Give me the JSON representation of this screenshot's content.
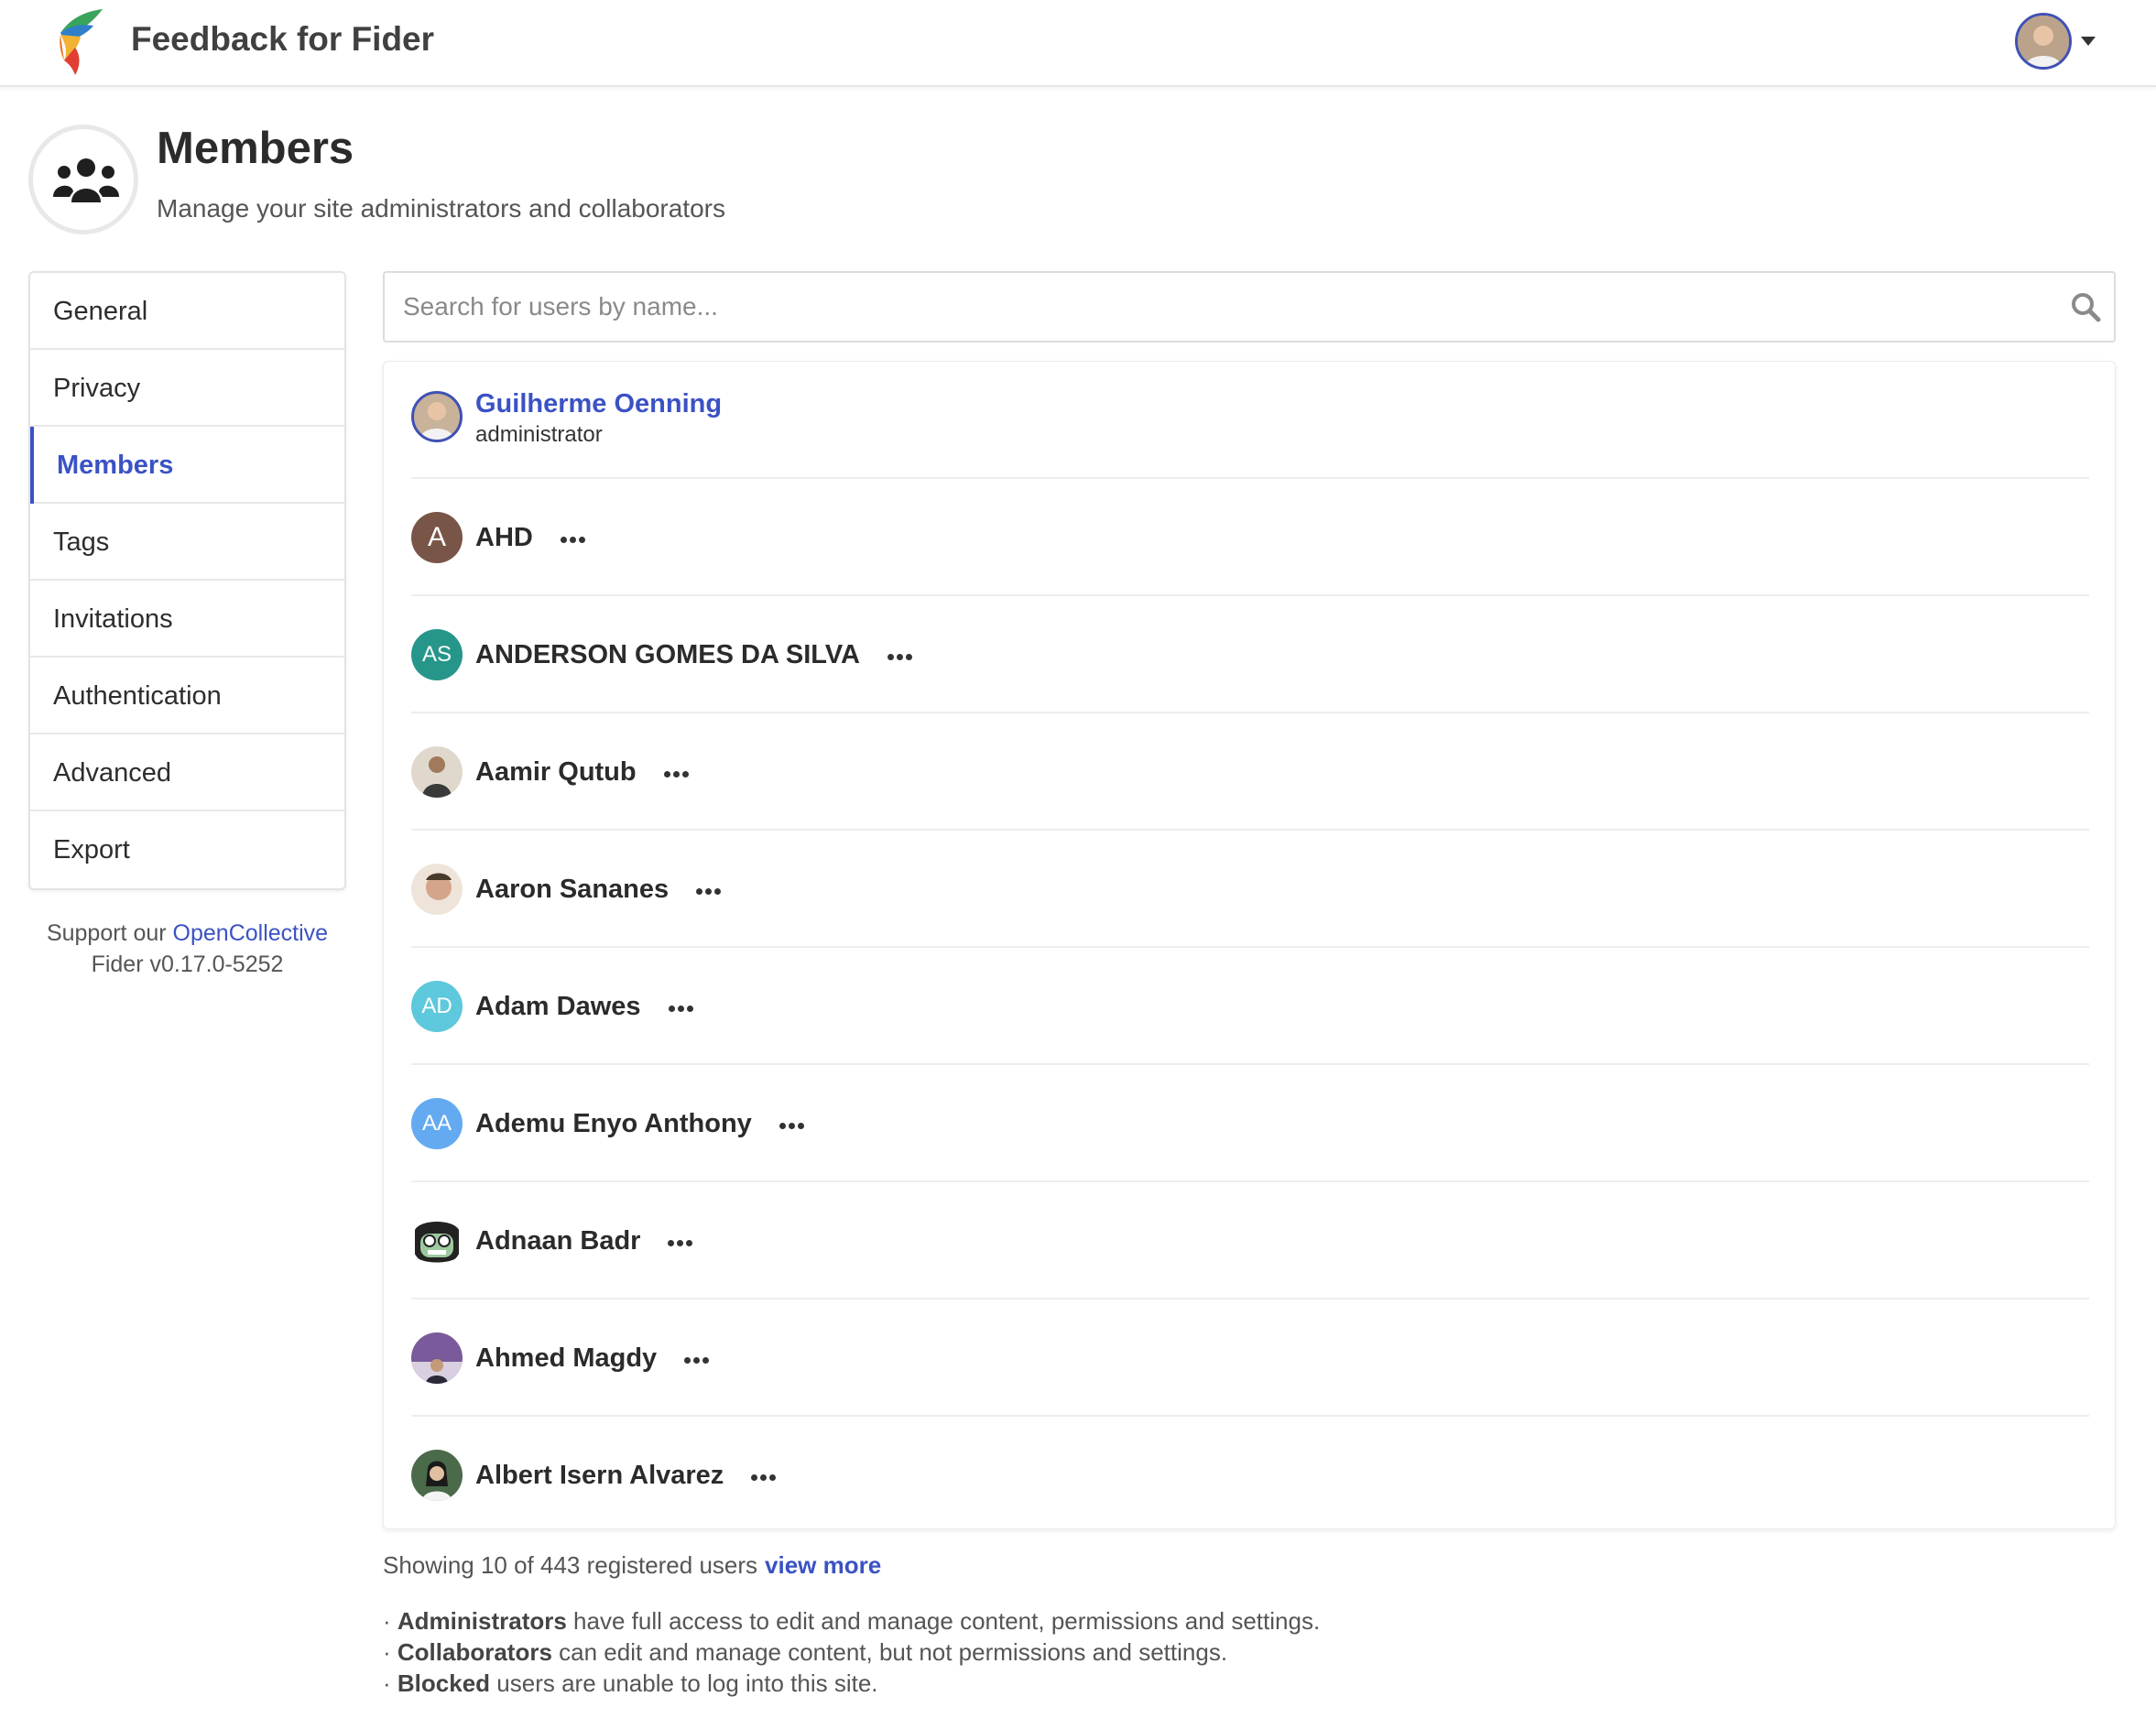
{
  "header": {
    "site_title": "Feedback for Fider"
  },
  "page": {
    "title": "Members",
    "subtitle": "Manage your site administrators and collaborators"
  },
  "sidebar": {
    "items": [
      {
        "label": "General",
        "active": false
      },
      {
        "label": "Privacy",
        "active": false
      },
      {
        "label": "Members",
        "active": true
      },
      {
        "label": "Tags",
        "active": false
      },
      {
        "label": "Invitations",
        "active": false
      },
      {
        "label": "Authentication",
        "active": false
      },
      {
        "label": "Advanced",
        "active": false
      },
      {
        "label": "Export",
        "active": false
      }
    ],
    "support_text": "Support our",
    "support_link": "OpenCollective",
    "version": "Fider v0.17.0-5252"
  },
  "search": {
    "placeholder": "Search for users by name...",
    "value": ""
  },
  "members": [
    {
      "name": "Guilherme Oenning",
      "role": "administrator",
      "avatar": "photo",
      "color": "#c9b29a"
    },
    {
      "name": "AHD",
      "initials": "A",
      "avatar": "initials",
      "color": "#795548"
    },
    {
      "name": "ANDERSON GOMES DA SILVA",
      "initials": "AS",
      "avatar": "initials",
      "color": "#26968a"
    },
    {
      "name": "Aamir Qutub",
      "avatar": "photo",
      "color": "#8a7a6a"
    },
    {
      "name": "Aaron Sananes",
      "avatar": "photo",
      "color": "#d4a58a"
    },
    {
      "name": "Adam Dawes",
      "initials": "AD",
      "avatar": "initials",
      "color": "#5ec8dc"
    },
    {
      "name": "Ademu Enyo Anthony",
      "initials": "AA",
      "avatar": "initials",
      "color": "#64aaf0"
    },
    {
      "name": "Adnaan Badr",
      "avatar": "photo",
      "color": "#3d3d3d"
    },
    {
      "name": "Ahmed Magdy",
      "avatar": "photo",
      "color": "#7a5a9a"
    },
    {
      "name": "Albert Isern Alvarez",
      "avatar": "photo",
      "color": "#4a6a4a"
    }
  ],
  "footer": {
    "showing_text": "Showing 10 of 443 registered users",
    "view_more": "view more",
    "notes": [
      {
        "bold": "Administrators",
        "text": " have full access to edit and manage content, permissions and settings."
      },
      {
        "bold": "Collaborators",
        "text": " can edit and manage content, but not permissions and settings."
      },
      {
        "bold": "Blocked",
        "text": " users are unable to log into this site."
      }
    ]
  },
  "colors": {
    "accent": "#3b52c4",
    "border": "#e3e3e3",
    "text": "#2d2d2d"
  }
}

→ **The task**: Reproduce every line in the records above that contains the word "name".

→ **Output of the task**:
    "placeholder": "Search for users by name...",
      "name": "Guilherme Oenning",
      "name": "AHD",
      "name": "ANDERSON GOMES DA SILVA",
      "name": "Aamir Qutub",
      "name": "Aaron Sananes",
      "name": "Adam Dawes",
      "name": "Ademu Enyo Anthony",
      "name": "Adnaan Badr",
      "name": "Ahmed Magdy",
      "name": "Albert Isern Alvarez",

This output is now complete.